Appreciation of olive oil as food and for health and beauty became a regular part of these cultures. With the spread of the Roman Empire throughout the Mediterranean, olive oil became a significant trade commodity for the ancient world.
Like so many things, the Western hemisphere was introduced to olives by the Spanish and Portuguese. By the late 18th century, the Franciscan missionaries were establishing groves in California. Olives happen to grow well anywhere that grapes grow well.
One of the significant differences between olive oil and seed oils is that olive oil production can be completed from start to finish using only mechanical processes, without the aid of chemicals. In fact, the definition of virgin olive oils states explicitly no added heat or compounds can be used in production.
High grade extra virgin oil, especially if cold extracted, has around 30 polyphenols that act as antioxidants, which reduce inflammation and help reduce the effects of aging particularly on the heart and brain. Eating extra virgin olive oil as part of a diverse Mediterranean diet is proven to be beneficial for many aspects of adult health.

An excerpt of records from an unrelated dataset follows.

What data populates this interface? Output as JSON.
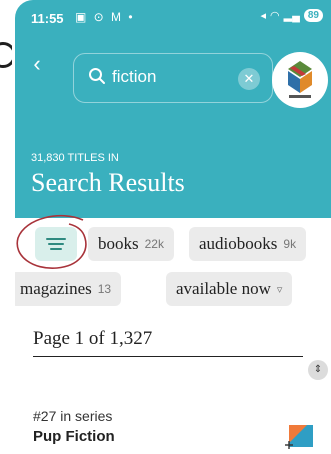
{
  "status_bar": {
    "time": "11:55",
    "notification_icons": "▣ ⊙ M •",
    "battery": "89"
  },
  "search": {
    "query": "fiction",
    "clear_label": "✕"
  },
  "results": {
    "count_text": "31,830 TITLES IN",
    "title": "Search Results"
  },
  "filters": {
    "chips": [
      {
        "label": "books",
        "count": "22k"
      },
      {
        "label": "audiobooks",
        "count": "9k"
      },
      {
        "label": "magazines",
        "count": "13"
      },
      {
        "label": "available now",
        "count": ""
      }
    ]
  },
  "pagination": {
    "label": "Page 1 of 1,327"
  },
  "list": {
    "first_item": {
      "series": "#27 in series",
      "title": "Pup Fiction"
    }
  },
  "colors": {
    "header_teal": "#3ab0be",
    "filter_active_bg": "#d9efeb",
    "annotation_circle": "#a8333a",
    "chip_bg": "#ebebeb"
  },
  "icons": {
    "back": "chevron-left-icon",
    "search": "search-icon",
    "clear": "clear-icon",
    "filter": "filter-icon",
    "available_now": "filter-small-icon",
    "stepper": "up-down-icon",
    "add": "add-icon"
  }
}
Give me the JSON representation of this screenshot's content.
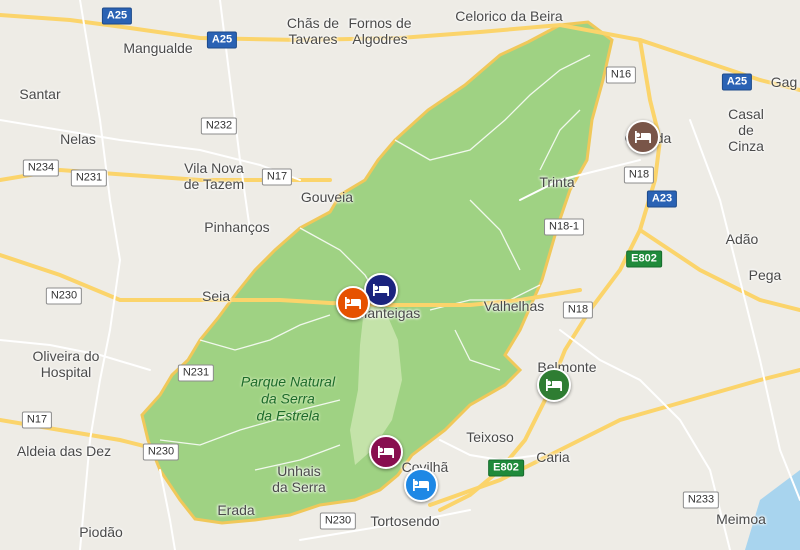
{
  "places": [
    {
      "id": "celorico-da-beira",
      "text": "Celorico da Beira"
    },
    {
      "id": "chas-de-tavares",
      "text": "Chãs de\nTavares"
    },
    {
      "id": "fornos-de-algodres",
      "text": "Fornos de\nAlgodres"
    },
    {
      "id": "mangualde",
      "text": "Mangualde"
    },
    {
      "id": "santar",
      "text": "Santar"
    },
    {
      "id": "nelas",
      "text": "Nelas"
    },
    {
      "id": "vila-nova-de-tazem",
      "text": "Vila Nova\nde Tazem"
    },
    {
      "id": "gouveia",
      "text": "Gouveia"
    },
    {
      "id": "pinhancos",
      "text": "Pinhanços"
    },
    {
      "id": "seia",
      "text": "Seia"
    },
    {
      "id": "manteigas",
      "text": "Manteigas"
    },
    {
      "id": "valhelhas",
      "text": "Valhelhas"
    },
    {
      "id": "trinta",
      "text": "Trinta"
    },
    {
      "id": "guarda",
      "text": "Guarda"
    },
    {
      "id": "casal-de-cinza",
      "text": "Casal de Cinza"
    },
    {
      "id": "gag",
      "text": "Gag"
    },
    {
      "id": "adao",
      "text": "Adão"
    },
    {
      "id": "pega",
      "text": "Pega"
    },
    {
      "id": "belmonte",
      "text": "Belmonte"
    },
    {
      "id": "oliveira-do-hospital",
      "text": "Oliveira do\nHospital"
    },
    {
      "id": "aldeia-das-dez",
      "text": "Aldeia das Dez"
    },
    {
      "id": "teixoso",
      "text": "Teixoso"
    },
    {
      "id": "caria",
      "text": "Caria"
    },
    {
      "id": "covilha",
      "text": "Covilhã"
    },
    {
      "id": "unhais-da-serra",
      "text": "Unhais\nda Serra"
    },
    {
      "id": "erada",
      "text": "Erada"
    },
    {
      "id": "tortosendo",
      "text": "Tortosendo"
    },
    {
      "id": "piodao",
      "text": "Piodão"
    },
    {
      "id": "meimoa",
      "text": "Meimoa"
    }
  ],
  "park_label": "Parque Natural\nda Serra\nda Estrela",
  "road_shields": [
    {
      "id": "a25-left",
      "text": "A25",
      "kind": "motor"
    },
    {
      "id": "a25-mid",
      "text": "A25",
      "kind": "motor"
    },
    {
      "id": "a25-right",
      "text": "A25",
      "kind": "motor"
    },
    {
      "id": "a23",
      "text": "A23",
      "kind": "motor"
    },
    {
      "id": "n16",
      "text": "N16",
      "kind": "nat"
    },
    {
      "id": "n232",
      "text": "N232",
      "kind": "nat"
    },
    {
      "id": "n234",
      "text": "N234",
      "kind": "nat"
    },
    {
      "id": "n231-a",
      "text": "N231",
      "kind": "nat"
    },
    {
      "id": "n17-a",
      "text": "N17",
      "kind": "nat"
    },
    {
      "id": "n18",
      "text": "N18",
      "kind": "nat"
    },
    {
      "id": "n18-1",
      "text": "N18-1",
      "kind": "nat"
    },
    {
      "id": "e802-a",
      "text": "E802",
      "kind": "euro"
    },
    {
      "id": "n230-a",
      "text": "N230",
      "kind": "nat"
    },
    {
      "id": "n18-b",
      "text": "N18",
      "kind": "nat"
    },
    {
      "id": "n231-b",
      "text": "N231",
      "kind": "nat"
    },
    {
      "id": "n17-b",
      "text": "N17",
      "kind": "nat"
    },
    {
      "id": "n230-b",
      "text": "N230",
      "kind": "nat"
    },
    {
      "id": "e802-b",
      "text": "E802",
      "kind": "euro"
    },
    {
      "id": "n233",
      "text": "N233",
      "kind": "nat"
    },
    {
      "id": "n230-c",
      "text": "N230",
      "kind": "nat"
    }
  ],
  "markers": [
    {
      "id": "guarda",
      "color": "#795548",
      "icon": "bed-icon"
    },
    {
      "id": "manteigas-navy",
      "color": "#1a237e",
      "icon": "bed-icon"
    },
    {
      "id": "manteigas-orange",
      "color": "#e65100",
      "icon": "bed-icon"
    },
    {
      "id": "belmonte",
      "color": "#2e7d32",
      "icon": "bed-icon"
    },
    {
      "id": "covilha-purple",
      "color": "#880e4f",
      "icon": "bed-icon"
    },
    {
      "id": "covilha-blue",
      "color": "#1e88e5",
      "icon": "bed-icon"
    }
  ],
  "colors": {
    "land": "#eeece6",
    "park": "#9fd283",
    "park_border": "#f0c85a",
    "major_road": "#fbd46b",
    "minor_road": "#ffffff",
    "water": "#a8d4ee"
  }
}
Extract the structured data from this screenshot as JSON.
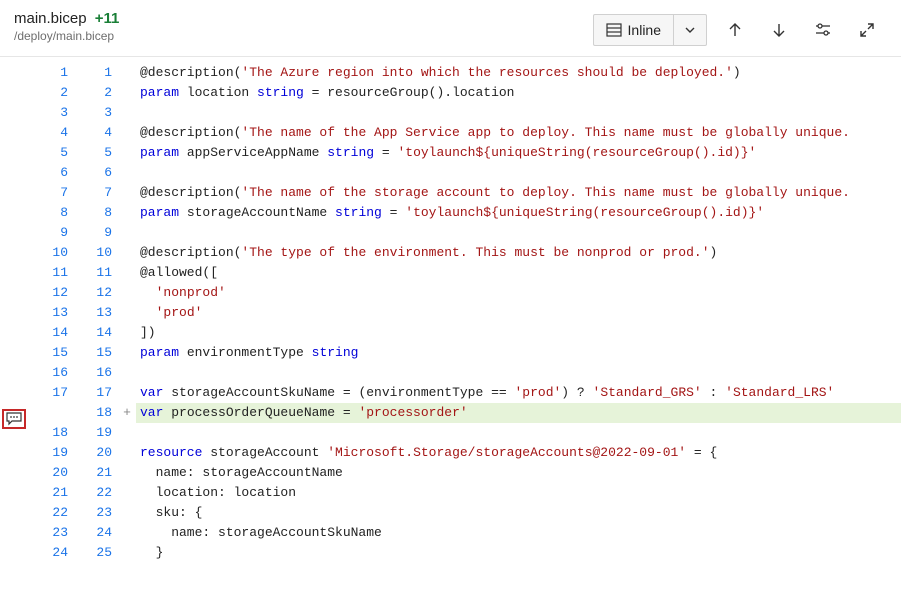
{
  "header": {
    "file_name": "main.bicep",
    "added_count": "+11",
    "file_path": "/deploy/main.bicep",
    "inline_label": "Inline"
  },
  "gutter": {
    "left": [
      "1",
      "2",
      "3",
      "4",
      "5",
      "6",
      "7",
      "8",
      "9",
      "10",
      "11",
      "12",
      "13",
      "14",
      "15",
      "16",
      "17",
      "",
      "18",
      "19",
      "20",
      "21",
      "22",
      "23",
      "24"
    ],
    "right": [
      "1",
      "2",
      "3",
      "4",
      "5",
      "6",
      "7",
      "8",
      "9",
      "10",
      "11",
      "12",
      "13",
      "14",
      "15",
      "16",
      "17",
      "18",
      "19",
      "20",
      "21",
      "22",
      "23",
      "24",
      "25"
    ],
    "plus": [
      "",
      "",
      "",
      "",
      "",
      "",
      "",
      "",
      "",
      "",
      "",
      "",
      "",
      "",
      "",
      "",
      "",
      "+",
      "",
      "",
      "",
      "",
      "",
      "",
      ""
    ]
  },
  "highlight_comment_row": 17,
  "code": [
    {
      "t": [
        [
          "dec",
          "@description("
        ],
        [
          "str",
          "'The Azure region into which the resources should be deployed.'"
        ],
        [
          "dec",
          ")"
        ]
      ]
    },
    {
      "t": [
        [
          "kw",
          "param "
        ],
        [
          "id",
          "location "
        ],
        [
          "kw",
          "string"
        ],
        [
          "id",
          " = resourceGroup().location"
        ]
      ]
    },
    {
      "t": []
    },
    {
      "t": [
        [
          "dec",
          "@description("
        ],
        [
          "str",
          "'The name of the App Service app to deploy. This name must be globally unique."
        ]
      ]
    },
    {
      "t": [
        [
          "kw",
          "param "
        ],
        [
          "id",
          "appServiceAppName "
        ],
        [
          "kw",
          "string"
        ],
        [
          "id",
          " = "
        ],
        [
          "str",
          "'toylaunch${uniqueString(resourceGroup().id)}'"
        ]
      ]
    },
    {
      "t": []
    },
    {
      "t": [
        [
          "dec",
          "@description("
        ],
        [
          "str",
          "'The name of the storage account to deploy. This name must be globally unique."
        ]
      ]
    },
    {
      "t": [
        [
          "kw",
          "param "
        ],
        [
          "id",
          "storageAccountName "
        ],
        [
          "kw",
          "string"
        ],
        [
          "id",
          " = "
        ],
        [
          "str",
          "'toylaunch${uniqueString(resourceGroup().id)}'"
        ]
      ]
    },
    {
      "t": []
    },
    {
      "t": [
        [
          "dec",
          "@description("
        ],
        [
          "str",
          "'The type of the environment. This must be nonprod or prod.'"
        ],
        [
          "dec",
          ")"
        ]
      ]
    },
    {
      "t": [
        [
          "dec",
          "@allowed(["
        ]
      ]
    },
    {
      "t": [
        [
          "id",
          "  "
        ],
        [
          "str",
          "'nonprod'"
        ]
      ]
    },
    {
      "t": [
        [
          "id",
          "  "
        ],
        [
          "str",
          "'prod'"
        ]
      ]
    },
    {
      "t": [
        [
          "dec",
          "])"
        ]
      ]
    },
    {
      "t": [
        [
          "kw",
          "param "
        ],
        [
          "id",
          "environmentType "
        ],
        [
          "kw",
          "string"
        ]
      ]
    },
    {
      "t": []
    },
    {
      "t": [
        [
          "kw",
          "var "
        ],
        [
          "id",
          "storageAccountSkuName = (environmentType == "
        ],
        [
          "str",
          "'prod'"
        ],
        [
          "id",
          ") ? "
        ],
        [
          "str",
          "'Standard_GRS'"
        ],
        [
          "id",
          " : "
        ],
        [
          "str",
          "'Standard_LRS'"
        ]
      ]
    },
    {
      "added": true,
      "t": [
        [
          "kw",
          "var "
        ],
        [
          "id",
          "processOrderQueueName = "
        ],
        [
          "str",
          "'processorder'"
        ]
      ]
    },
    {
      "t": []
    },
    {
      "t": [
        [
          "kw",
          "resource "
        ],
        [
          "id",
          "storageAccount "
        ],
        [
          "str",
          "'Microsoft.Storage/storageAccounts@2022-09-01'"
        ],
        [
          "id",
          " = {"
        ]
      ]
    },
    {
      "t": [
        [
          "id",
          "  name: storageAccountName"
        ]
      ]
    },
    {
      "t": [
        [
          "id",
          "  location: location"
        ]
      ]
    },
    {
      "t": [
        [
          "id",
          "  sku: {"
        ]
      ]
    },
    {
      "t": [
        [
          "id",
          "    name: storageAccountSkuName"
        ]
      ]
    },
    {
      "t": [
        [
          "id",
          "  }"
        ]
      ]
    }
  ]
}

Although olive oil is typically healthier than other oils, it can turn your sound strategy into an unhealthy one quickly if you aren’t careful. As with any fat, consume it in moderation.
Of course, Paymon’s Mediterranean Restaurant prepares many of the menu items with olive oil, but it is especially evident as part of our hummus, baba ganoush, and our lebni, which are all drizzled with healthy amounts of delicious cold-pressed, extra virgin olive oil. Come in and try some with warm pita bread soon!